The president's been shot!
In fact, in Pete Travis' vaguely political action thriller, the president of the United States gets shot a lot. Or at least we see footage of the man being shot over and over again, from different points of view. That is, if we can even be sure he has been shot ...
Confused? Intrigued? Vantage Point offers a promising set-up in which viewers will see the president's shooting and subsequent melee through the eyes of several individuals on the scene. Each story is incomplete, but having seen all sides, an intelligent movie-goer will neatly assemble the puzzle pieces into the complete picture. Unfortunately, the frantic and sketchily plotted Vantage Point quickly devolves into tedium, gimmickry and incoherent nonsense, so that the clearest picture materializing for any intelligent movie-goer will be that of his eight dollars swirling away.
The drama all takes place in Salamanca, Spain, where President Ashton (William Hurt) is attending an international summit on the war on terror, or something similar. (Background is not this film's specialty.) Regardless, lots of world leaders will take a single small stage for a speech and photo-op.

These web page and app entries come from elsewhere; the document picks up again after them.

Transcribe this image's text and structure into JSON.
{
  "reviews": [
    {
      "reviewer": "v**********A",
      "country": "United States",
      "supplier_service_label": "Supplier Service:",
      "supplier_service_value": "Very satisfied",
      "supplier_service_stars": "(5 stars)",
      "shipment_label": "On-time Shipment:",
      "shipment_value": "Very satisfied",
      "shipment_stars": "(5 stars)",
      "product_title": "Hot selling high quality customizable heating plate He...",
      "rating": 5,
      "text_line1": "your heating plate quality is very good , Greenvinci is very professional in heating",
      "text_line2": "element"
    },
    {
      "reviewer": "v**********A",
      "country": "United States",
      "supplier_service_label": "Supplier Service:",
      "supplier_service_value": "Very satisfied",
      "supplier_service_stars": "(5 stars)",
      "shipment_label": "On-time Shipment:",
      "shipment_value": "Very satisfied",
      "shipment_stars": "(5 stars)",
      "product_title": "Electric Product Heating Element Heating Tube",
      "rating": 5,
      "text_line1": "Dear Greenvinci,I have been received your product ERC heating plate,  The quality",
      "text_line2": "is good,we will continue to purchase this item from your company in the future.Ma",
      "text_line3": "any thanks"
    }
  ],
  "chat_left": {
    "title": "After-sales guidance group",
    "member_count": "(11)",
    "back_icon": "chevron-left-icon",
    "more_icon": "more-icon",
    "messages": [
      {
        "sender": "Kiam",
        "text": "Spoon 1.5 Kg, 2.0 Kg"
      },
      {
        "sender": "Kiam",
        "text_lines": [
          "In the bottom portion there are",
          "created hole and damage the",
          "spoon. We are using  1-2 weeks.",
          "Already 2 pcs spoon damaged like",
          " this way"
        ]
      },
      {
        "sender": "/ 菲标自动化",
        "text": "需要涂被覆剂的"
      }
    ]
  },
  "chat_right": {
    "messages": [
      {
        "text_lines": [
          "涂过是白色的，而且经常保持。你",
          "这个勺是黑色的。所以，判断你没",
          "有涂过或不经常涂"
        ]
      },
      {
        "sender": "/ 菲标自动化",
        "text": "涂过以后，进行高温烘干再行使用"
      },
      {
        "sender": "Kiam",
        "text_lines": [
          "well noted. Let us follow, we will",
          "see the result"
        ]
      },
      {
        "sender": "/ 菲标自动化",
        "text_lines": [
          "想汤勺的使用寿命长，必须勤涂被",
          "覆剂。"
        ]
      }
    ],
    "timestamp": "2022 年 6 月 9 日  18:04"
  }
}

You'll simply marvel how any country's security detail allowed its precious leader to turn up at this event -- held just mere inches from a protesting crowd in a fully enclosed courtyard surrounded by four walls of windows. (Every room's a guaranteed head-shot!)
We watch our first version of the event from inside the mobile unit of Global Network News. As a producer (Sigourney Weaver) barks out orders, we study the multiple camera feeds: the president's motorcade; angry crowds waving signs reading "Anti-U.S."; the onstage presentation; a prickly on-site reporter (Zoe Saldana). Suddenly, two shots fell the president; the Secret Service jump a bearded guy; the crowd panics; a bomb goes off outside the plaza; more panic; and finally, a bomb goes off in the plaza, seriously disrupting GNN's coverage.
Travis now rewinds the sequence -- literally, in a gimmicky technique that just gets more irritating each time we see it -- and we start again, 23 minutes earlier, on board with Secret Service agent Thomas Barnes (Dennis Quaid).
Barnes, we've already learned from news crews' keen eyes, took a bullet for the president just last year (this guy gets shot at a lot!), and is newly returned to the job. He's the kind of stand-up movie character you can rightly expect to be the hero. His perspective on the incident introduces us to his Secret Service colleague, Kent Taylor (Matthew Fox); a mysterious bearded guy (Eduardo Noriega); and a camcorder-wielding American tourist named Zapruder ... no, wait, Howard Lewis (Forest Whitaker). This sequence ends with Barnes in the GNN van, where he spots something on the videotapes that changes everything. It's the first of many cheats that we're not privileged to see.
Subsequent replayings of the event follow: one from the bearded guy, who initiates the first of many foot and car chases beyond the plaza; another from tourist Lewis; now it's President Ashton's version; and finally, a chaotic multiple-perspective wrapper-upper that purports to follow the villains. This final sequence throws plotting and logic to the wind, as new characters are introduced, old ones morph without any reason, and coincidence reigns.
This is a film that doesn't even remotely earn its plot twists, especially the final big one, which for obvious reasons I can't discuss with you now. Suffice to say it happens, but there's no explanation why.
Additionally, it's offensive and amateurish that Vantage Point never identifies the obviously well-organized band of terrorists and just passes them off as conveniently evil swarthy foreigners. And that's the sum of their badness: They look suspicious; we never learn their agenda. For all I know, they could be hell-bent against poorly plotted U.S. films that reduce much of the world's population to cardboard stereotypes.
Vantage Point can't even be excused as a gimmick in search of a story, since the multiple-POV Rashomon style it trumpets is hardly fresh; it's regularly employed in films and TV shows.
And neither the plot nor the technique make any attempt to broaden the context and shed light on the provocative issues Vantage Point flirts with: the war on terror; America's place in the world; what exactly constitutes visual truth; crime and crime-solving in a world of omnipresent media. Vantage Point just adds up rigged coincidences to construct a pedestrian dime-novel narrative, rather than to create the sensation of shifting realities that reveal hidden truths. In English, with some Spanish, with subtitles.